Train delays offer chance for rivals to jump queue (The Times)

Robert Lea highlights findings of Tony Lodge’s Rail’s Second Chance report. (Monday 25 March 2013)

To view the article, visit The Times website (£). 

A conservative think-tank has called on the Government to usher in a new era of rail competition by encouraging private, unsubsidised operators to run services against the big regional train companies.

Government train franchising policy is on hold after the scrapping of tenders to run the West Coast Main Line and Great Western licences. However, according to the Centre for Policy Studies, the franchising fiasco and present standstill and bottleneck of 12 train operating licences waiting to be tendered offers a chance to set out incentives for unsubsidised competition.

It wants the Department for Transport to revisit so-called open-access arrangements — originally a central plank of rail privatisation — aimed at encouraging private train companies to compete with incumbent, franchised regional monopoly operators. It argues that the West Coast intercity services run by Virgin linking London Euston, the Midlands, the North West and Scotland are ripe for such competition.

Tony Lodge, the author of the CPS study Rail’s Second Chance: Putting Competition Back on Track, said: “The principles of the 1992 rail privatisation White Paper have been betrayed.”

He claimed that the department and the Office of the Rail Regulator had actively sought to discourage open-access operators, which can offer services to poorly or unserved communities, and added: “Where rail competition has emerged … competition has led to new private investment, innovation, new routes, lower taxpayer subsidies, lower transparent fares, more journeys and happier passengers.”

Open access has been embraced only on the East Coast Main Line between London King’s Cross and Edinburgh. First Hull Trains runs open-access services between London and previously unserved stations on Humberside. Grand Central has linked forgotten railway towns in the North East and Yorkshire to the capital. Passenger journeys increased by 42 per cent at stations where there were competitor operators, compared with 27 per cent served by a single train company, the CPS says.

Where there is competition, train fares have increased by 11 per cent, compared with 17 per cent where there are no rival services. Latest passenger satisfaction statistics for the UK’s 31 train operators put Grand Central and First Hull Trains in first and second places.

Tim Knox, the think-tank’s director, said that the rail industry was failing customers like other sectors dominated by quasi-monopolies, but added: “The good news is the Government can do something to put things right very quickly.”

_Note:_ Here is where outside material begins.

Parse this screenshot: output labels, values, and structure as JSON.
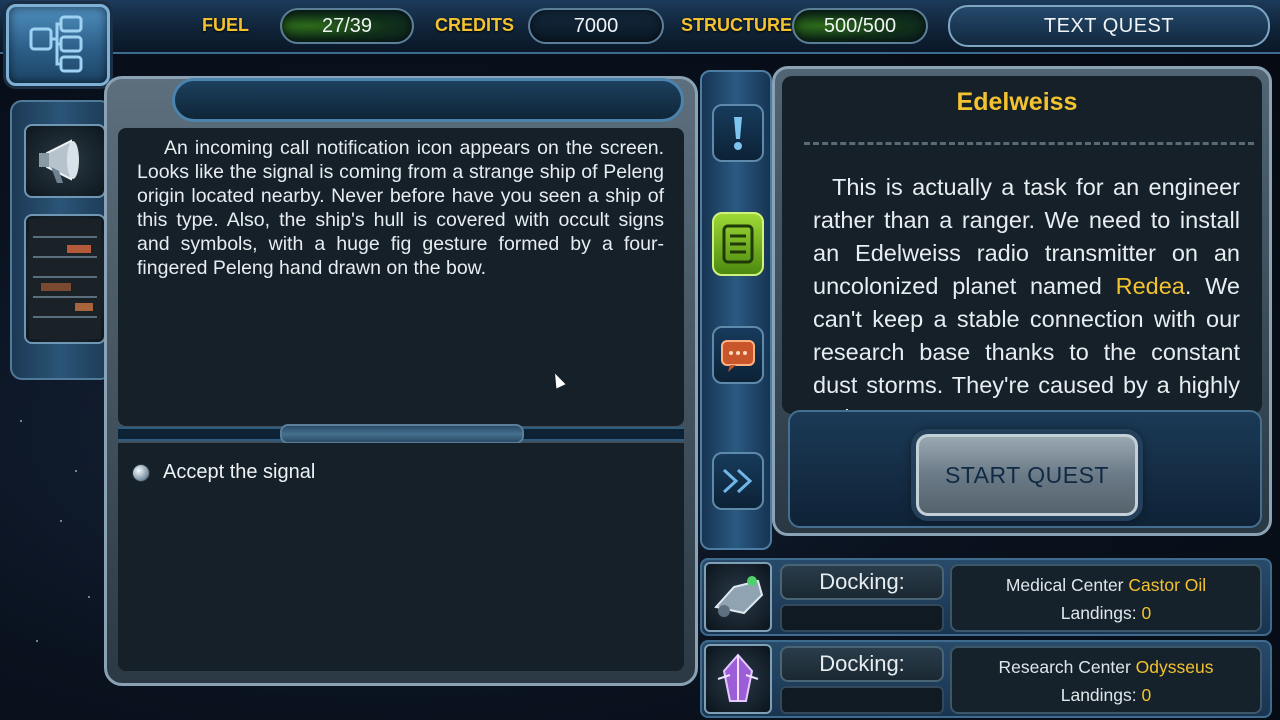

To view the article, visit The Times website (£). 

Watch our short animation of the benefits of on-rail open access competition:

Date Added: Monday 25th March 2013